When it was time to upgrade my work laptop to a newer Linux distribution some months ago, I decided to install Kubuntu 6.06. I’ve been using the “Dapper Drake” release on my web servers for more than half a year now and never had any problems. The combination of Debian tools and Ubuntu application repositories is awesome.
When I realized on Friday that some applications only come in packages for newer Ubuntu versions, I decided to ditch the Long Term Support release and try to upgrade to Kubuntu “Edgy Eft” 6.10. At first, I wasn’t sure if I’d regret starting an upgrade on an Friday afternoon, but soon gave in to the challenge.
Having a really big pipe at work has its advantages. After issuing the
apt-get dist-upgrade, it took exactly 3 minutes and 31 seconds to download the 1002MB of upgrade packages. Installing them took about an hour and went without a flaw, but when the system finally rebooted, I got a mild shock that my encrypted home volume (that I didn’t take the time to backup, of course) didn’t get mounted. A little web search revealed that the kernel options “quiet” and “splash” prevented the passphrase necessary to decrypt the data from being displayed. Removing both options from
/boot/grub/menu.lst took away the pretty boot splash screen but the problem, too.
My desktop looks a a whole lot more shiny now. I could finally install Firefox 2 from the official repositories, and when it first encountered a Flash applet, I was surprised to be able to download and activate the plugin successfully with just one mouse click. I was used to having to do a manual download and installation. As easily, I replaced GAIM with its successor Pidgin, so my online life has an up-to-date foundation again. WiFi and Bluetooth continued working without a change.

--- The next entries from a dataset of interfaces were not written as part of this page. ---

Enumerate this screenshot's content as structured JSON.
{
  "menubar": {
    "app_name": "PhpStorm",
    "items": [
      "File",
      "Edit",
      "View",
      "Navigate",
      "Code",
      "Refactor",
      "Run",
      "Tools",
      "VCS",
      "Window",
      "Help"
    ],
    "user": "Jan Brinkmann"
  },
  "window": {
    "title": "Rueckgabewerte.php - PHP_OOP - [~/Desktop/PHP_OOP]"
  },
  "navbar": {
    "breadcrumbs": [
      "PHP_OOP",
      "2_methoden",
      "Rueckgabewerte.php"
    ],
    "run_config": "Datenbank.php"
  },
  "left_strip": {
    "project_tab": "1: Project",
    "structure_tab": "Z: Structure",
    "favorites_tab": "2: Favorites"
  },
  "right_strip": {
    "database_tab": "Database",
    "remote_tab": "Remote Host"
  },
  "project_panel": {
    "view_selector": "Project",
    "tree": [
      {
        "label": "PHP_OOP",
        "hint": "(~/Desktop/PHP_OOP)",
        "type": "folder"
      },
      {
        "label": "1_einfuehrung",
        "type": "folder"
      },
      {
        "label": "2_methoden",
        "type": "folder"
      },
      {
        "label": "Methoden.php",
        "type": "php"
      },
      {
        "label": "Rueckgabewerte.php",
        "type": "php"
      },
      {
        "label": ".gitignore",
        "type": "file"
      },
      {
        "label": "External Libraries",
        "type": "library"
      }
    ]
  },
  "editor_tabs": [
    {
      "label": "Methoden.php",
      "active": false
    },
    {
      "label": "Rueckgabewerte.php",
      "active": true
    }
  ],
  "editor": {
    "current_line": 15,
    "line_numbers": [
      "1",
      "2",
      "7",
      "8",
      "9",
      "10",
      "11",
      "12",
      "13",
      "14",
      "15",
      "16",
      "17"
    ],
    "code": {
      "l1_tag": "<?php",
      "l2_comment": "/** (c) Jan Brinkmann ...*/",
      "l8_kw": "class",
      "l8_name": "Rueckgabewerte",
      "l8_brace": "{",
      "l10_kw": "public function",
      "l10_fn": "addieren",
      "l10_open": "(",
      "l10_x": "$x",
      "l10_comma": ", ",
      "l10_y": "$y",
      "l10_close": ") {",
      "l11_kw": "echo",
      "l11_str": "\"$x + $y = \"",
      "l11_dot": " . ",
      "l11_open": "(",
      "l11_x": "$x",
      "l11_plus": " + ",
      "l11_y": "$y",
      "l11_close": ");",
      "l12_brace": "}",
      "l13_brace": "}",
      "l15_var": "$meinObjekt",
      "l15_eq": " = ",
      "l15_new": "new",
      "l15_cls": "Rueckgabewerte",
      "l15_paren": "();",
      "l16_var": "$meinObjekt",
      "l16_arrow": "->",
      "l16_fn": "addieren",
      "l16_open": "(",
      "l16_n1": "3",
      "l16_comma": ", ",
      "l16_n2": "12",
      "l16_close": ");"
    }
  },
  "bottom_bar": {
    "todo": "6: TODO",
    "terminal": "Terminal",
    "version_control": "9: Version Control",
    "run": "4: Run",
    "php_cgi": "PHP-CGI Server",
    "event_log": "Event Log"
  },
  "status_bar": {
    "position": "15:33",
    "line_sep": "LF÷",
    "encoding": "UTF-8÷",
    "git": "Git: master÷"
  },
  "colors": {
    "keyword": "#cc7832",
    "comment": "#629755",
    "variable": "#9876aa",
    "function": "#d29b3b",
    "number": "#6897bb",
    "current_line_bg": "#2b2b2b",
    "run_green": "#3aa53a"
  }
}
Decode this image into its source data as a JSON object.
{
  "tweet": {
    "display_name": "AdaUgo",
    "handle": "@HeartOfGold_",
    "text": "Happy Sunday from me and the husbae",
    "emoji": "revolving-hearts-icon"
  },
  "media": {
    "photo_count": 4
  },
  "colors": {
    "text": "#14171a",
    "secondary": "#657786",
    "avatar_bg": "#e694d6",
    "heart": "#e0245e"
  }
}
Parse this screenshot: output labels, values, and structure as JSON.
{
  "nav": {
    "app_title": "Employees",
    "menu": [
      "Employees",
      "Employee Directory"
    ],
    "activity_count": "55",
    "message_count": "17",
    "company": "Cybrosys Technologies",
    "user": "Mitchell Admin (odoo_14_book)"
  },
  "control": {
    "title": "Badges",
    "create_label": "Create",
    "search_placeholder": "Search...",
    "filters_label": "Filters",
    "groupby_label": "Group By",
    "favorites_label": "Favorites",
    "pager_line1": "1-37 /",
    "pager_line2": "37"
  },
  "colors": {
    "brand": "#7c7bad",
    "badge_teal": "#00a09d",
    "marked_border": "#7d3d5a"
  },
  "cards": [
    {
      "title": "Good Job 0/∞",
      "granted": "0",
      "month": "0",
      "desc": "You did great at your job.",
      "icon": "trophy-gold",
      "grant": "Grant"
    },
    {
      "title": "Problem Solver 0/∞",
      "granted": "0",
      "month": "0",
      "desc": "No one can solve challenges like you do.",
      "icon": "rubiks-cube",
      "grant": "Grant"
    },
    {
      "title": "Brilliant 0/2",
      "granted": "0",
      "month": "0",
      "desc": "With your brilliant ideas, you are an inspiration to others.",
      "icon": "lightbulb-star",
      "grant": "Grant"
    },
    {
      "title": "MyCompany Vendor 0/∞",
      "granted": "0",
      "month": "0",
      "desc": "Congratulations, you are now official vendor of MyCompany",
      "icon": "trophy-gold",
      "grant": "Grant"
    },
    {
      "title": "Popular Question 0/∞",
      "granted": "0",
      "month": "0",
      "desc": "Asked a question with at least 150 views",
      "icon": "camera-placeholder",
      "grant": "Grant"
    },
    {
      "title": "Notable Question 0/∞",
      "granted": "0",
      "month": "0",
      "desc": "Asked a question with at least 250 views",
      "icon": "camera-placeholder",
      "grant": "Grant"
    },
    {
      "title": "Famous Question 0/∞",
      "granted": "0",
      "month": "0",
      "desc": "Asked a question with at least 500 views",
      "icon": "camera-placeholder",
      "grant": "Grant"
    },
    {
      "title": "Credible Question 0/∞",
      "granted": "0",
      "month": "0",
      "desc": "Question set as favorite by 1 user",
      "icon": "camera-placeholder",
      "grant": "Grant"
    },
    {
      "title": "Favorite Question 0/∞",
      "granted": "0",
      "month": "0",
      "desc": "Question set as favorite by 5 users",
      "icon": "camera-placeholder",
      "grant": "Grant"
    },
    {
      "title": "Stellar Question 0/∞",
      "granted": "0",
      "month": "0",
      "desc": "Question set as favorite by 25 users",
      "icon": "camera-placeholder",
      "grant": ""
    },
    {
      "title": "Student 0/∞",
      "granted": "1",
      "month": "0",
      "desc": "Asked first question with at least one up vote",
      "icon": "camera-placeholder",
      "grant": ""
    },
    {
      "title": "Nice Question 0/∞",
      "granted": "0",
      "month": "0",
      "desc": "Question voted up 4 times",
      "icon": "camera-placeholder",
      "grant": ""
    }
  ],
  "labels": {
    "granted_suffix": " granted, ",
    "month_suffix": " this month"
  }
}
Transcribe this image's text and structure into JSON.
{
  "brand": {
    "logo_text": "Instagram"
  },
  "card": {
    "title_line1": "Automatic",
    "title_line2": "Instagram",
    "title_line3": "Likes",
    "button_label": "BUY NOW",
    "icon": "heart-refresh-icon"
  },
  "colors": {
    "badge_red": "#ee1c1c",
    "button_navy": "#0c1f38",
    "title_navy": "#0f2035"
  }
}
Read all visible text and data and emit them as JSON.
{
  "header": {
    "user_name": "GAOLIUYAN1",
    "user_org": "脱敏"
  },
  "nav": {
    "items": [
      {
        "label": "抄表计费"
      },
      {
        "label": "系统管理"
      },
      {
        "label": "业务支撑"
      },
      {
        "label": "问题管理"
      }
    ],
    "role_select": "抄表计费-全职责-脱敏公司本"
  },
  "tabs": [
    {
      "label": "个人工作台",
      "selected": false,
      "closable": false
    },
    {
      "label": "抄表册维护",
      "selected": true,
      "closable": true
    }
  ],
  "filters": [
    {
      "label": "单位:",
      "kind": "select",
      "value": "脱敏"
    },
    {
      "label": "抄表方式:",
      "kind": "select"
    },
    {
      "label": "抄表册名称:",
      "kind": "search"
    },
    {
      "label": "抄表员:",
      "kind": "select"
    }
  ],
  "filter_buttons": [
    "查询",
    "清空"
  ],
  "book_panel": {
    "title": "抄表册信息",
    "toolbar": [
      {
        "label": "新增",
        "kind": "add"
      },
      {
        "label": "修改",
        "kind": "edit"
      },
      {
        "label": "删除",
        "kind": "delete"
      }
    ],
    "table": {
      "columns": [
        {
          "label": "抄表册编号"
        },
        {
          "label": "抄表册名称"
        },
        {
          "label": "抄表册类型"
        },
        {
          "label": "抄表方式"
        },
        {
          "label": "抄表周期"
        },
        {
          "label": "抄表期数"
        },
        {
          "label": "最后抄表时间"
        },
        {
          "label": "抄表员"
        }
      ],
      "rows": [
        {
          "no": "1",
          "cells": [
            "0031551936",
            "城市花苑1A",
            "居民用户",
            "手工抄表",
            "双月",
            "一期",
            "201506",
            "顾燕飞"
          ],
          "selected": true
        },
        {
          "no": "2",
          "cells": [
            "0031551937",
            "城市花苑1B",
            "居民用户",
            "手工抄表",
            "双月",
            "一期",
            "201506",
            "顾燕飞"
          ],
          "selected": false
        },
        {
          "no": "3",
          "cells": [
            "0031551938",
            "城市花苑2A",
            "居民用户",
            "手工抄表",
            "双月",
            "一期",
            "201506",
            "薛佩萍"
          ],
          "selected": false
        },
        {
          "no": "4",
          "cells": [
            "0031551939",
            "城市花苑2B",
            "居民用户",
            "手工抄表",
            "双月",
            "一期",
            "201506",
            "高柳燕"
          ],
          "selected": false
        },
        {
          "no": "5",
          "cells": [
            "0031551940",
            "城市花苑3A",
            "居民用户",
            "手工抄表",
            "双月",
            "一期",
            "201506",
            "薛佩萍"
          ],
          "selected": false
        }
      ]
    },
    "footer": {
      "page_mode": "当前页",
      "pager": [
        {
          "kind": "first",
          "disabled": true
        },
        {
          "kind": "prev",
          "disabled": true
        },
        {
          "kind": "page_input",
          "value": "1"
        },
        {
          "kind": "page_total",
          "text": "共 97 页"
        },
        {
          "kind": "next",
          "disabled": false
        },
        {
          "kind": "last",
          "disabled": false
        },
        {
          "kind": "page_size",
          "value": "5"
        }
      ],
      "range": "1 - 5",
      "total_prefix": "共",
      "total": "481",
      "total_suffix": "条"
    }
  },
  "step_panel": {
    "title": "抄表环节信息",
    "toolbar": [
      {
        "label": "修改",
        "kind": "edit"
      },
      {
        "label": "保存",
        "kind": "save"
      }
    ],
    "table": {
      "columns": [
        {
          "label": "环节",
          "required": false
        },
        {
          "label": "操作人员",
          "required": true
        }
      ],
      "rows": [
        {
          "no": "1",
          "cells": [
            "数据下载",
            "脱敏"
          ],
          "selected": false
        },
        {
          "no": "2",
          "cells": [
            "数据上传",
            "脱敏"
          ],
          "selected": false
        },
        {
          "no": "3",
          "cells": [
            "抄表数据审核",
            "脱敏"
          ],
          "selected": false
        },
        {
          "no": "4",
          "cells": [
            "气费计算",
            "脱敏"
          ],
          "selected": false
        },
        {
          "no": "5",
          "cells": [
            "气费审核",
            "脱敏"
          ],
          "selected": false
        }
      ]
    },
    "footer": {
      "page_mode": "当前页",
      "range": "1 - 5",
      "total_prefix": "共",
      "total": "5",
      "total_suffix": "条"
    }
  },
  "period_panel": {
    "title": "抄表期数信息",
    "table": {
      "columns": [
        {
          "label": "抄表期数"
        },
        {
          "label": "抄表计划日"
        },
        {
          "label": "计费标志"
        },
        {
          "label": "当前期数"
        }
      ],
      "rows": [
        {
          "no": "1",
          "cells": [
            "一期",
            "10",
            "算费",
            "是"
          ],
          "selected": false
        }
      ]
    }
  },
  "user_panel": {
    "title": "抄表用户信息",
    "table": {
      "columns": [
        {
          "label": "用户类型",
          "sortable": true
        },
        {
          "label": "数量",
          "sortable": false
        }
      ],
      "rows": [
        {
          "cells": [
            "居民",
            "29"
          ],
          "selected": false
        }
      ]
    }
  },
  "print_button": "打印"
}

This upgrade went even faster and more smoothly than I had expected. You just have to love Ubuntu Linux. Knowing myself, it probably won’t be long until I make the next step up to “Feisty Fawn”.